I cried as I drove out of Alpine, Texas, nestled in the high desert of the Glass and Davis Mountains. I knew I would. Now I lay me down to sleep, I pray the Lord my soul to keep, If I die before I wake, feed Jake…he’s a good old dog played on the radio as vast vistas, burned by wildfires, spread out on either side of me. I was driving back to real life….what’s happening with my book, will the rosebush live, what are they doing about the debt crisis….
I came into Alpine on my broom…..part Nanny Mcphee, part tattered good fairy whose tutu is too tight, part secret wild-eyed, owl-faced shaman woman with sharp talons. There were 17 small eggs in the nest that was my class this time. All had cracked open their shells. A few nestlings were out, peeping, ready for food, ready to fly. But as always, too many had crawled back in their broken shells in discouragement, and some were already trying to peck themselves to death. I say, in the come-on of the class, that it’s about novel basics, some craft and technique you need to know. But I throw in one line, about wounded or stalled writers…that it will good for them, too. I know about being a wounded and stalled writer and am on a rescue mission.
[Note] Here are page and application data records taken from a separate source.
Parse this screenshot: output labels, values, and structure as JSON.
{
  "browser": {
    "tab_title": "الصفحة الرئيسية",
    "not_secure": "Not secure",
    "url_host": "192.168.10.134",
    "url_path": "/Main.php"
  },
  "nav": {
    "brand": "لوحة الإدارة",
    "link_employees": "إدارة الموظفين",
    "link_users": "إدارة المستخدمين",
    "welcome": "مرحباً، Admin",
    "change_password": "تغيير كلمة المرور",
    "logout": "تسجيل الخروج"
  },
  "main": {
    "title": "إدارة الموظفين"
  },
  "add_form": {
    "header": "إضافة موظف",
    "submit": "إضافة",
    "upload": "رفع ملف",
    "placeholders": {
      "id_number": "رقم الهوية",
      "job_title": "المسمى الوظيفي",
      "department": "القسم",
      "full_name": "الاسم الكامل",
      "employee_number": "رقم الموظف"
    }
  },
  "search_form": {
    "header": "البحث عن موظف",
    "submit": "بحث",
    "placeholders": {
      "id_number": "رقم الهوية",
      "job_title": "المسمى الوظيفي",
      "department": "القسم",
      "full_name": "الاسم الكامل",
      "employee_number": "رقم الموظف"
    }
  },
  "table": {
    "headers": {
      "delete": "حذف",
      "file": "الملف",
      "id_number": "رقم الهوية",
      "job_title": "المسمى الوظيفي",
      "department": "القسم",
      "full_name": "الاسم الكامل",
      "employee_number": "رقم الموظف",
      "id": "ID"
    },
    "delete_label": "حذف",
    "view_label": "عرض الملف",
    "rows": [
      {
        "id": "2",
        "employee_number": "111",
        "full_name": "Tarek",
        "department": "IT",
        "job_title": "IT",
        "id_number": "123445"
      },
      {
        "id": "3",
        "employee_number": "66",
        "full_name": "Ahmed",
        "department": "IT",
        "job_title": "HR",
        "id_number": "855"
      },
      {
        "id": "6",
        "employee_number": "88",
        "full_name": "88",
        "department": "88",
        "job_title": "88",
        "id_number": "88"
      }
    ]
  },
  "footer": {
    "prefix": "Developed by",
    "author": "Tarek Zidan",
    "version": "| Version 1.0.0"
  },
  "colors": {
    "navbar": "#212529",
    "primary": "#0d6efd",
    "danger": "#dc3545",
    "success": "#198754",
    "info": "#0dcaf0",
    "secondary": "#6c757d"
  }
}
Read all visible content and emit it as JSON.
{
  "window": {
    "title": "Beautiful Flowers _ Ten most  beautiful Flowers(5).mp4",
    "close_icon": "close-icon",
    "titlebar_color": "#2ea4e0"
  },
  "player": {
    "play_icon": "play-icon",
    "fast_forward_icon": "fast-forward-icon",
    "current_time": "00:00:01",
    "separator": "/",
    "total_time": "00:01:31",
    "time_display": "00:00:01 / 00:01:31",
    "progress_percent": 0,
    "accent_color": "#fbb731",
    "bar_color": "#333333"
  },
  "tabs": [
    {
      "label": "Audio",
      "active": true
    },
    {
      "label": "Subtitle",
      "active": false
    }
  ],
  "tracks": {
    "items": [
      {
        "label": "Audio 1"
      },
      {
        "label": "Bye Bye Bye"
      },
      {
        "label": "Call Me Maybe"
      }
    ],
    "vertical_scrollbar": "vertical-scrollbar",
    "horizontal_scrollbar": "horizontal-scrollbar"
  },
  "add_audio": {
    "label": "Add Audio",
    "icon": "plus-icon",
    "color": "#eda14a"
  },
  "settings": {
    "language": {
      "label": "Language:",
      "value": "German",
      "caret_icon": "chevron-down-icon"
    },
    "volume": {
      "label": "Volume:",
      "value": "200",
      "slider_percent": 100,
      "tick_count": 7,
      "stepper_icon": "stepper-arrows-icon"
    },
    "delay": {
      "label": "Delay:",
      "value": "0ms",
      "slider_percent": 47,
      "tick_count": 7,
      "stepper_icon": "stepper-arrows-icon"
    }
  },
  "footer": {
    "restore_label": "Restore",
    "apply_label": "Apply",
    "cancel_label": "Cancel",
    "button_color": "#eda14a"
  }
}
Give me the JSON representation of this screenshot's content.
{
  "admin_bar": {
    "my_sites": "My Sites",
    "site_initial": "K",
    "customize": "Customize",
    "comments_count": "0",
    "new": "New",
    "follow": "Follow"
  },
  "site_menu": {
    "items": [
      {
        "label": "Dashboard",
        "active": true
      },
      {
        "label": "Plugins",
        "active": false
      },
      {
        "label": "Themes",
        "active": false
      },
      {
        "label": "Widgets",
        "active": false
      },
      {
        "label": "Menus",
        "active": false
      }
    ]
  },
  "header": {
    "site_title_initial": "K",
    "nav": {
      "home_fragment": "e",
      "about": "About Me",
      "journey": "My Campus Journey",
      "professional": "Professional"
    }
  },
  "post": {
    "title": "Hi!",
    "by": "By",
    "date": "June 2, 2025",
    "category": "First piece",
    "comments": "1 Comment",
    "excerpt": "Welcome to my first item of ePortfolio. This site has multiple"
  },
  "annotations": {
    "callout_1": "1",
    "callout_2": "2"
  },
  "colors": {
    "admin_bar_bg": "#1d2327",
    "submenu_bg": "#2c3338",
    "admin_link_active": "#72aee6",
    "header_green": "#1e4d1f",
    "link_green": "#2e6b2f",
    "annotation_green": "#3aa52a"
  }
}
My real work is to make them feel safe. My real work is to get them to spread their wings. My real work is to get them to believe in themselves again. I start by sitting on the nest and just warming things up. They break into small groups and start to know one another in an easy way that grows really large as they share, only with each other, the fast bits of writing they’re doing. I assign the writing in fast bits because they don’t have time to argue themselves out of it, and they’re always too polite to refuse to write at all. I eye-dropper facts and technique into their mouths just so they won’t leave and the really tough ones will shut up for awhile.
By midweek, some are flying around the room. I send them on a walkabout, out of class, to stretch and dream and play with creativity and writing. They’re beginning to share with the whole class. There is a lot of laughter. There is awed respect. There is no denying their gifts. They are hearing them. By Thursday, some of them are willing to read at the student open mic. Those who aren’t reading are there to cheer classmates on. Pin feathers are on all of them. Some of them are chirping, preening, clearly too confined by the classroom. They’re ready to be out soaring wind currents in their own skies.
Friday, it’s over. I stand before them, tugging my tutu, some of my owl feathers molting, and we do our last bit of business, which is to say goodbye to one another and to be reminded that we are writers whether we get published or not and to honor that need to write in each of us. One by one, I watch them fly away. My heart always hurts. While they’ve been doing character sketches from all that is around them, I’ve been doing character sketches on them, and I love them, each and every one of them, their protests and fussiness and impertinent questions….but mostly their trust. I love what they created during the week.
So I pack away my broom and medicine balls and moth-eaten tutu to drive home, listening to laying me down to sleep and feeding Jake. They must remember to feed themselves, I think. But they’ve learned that. Time to move on. I’ve got a rosebush to water.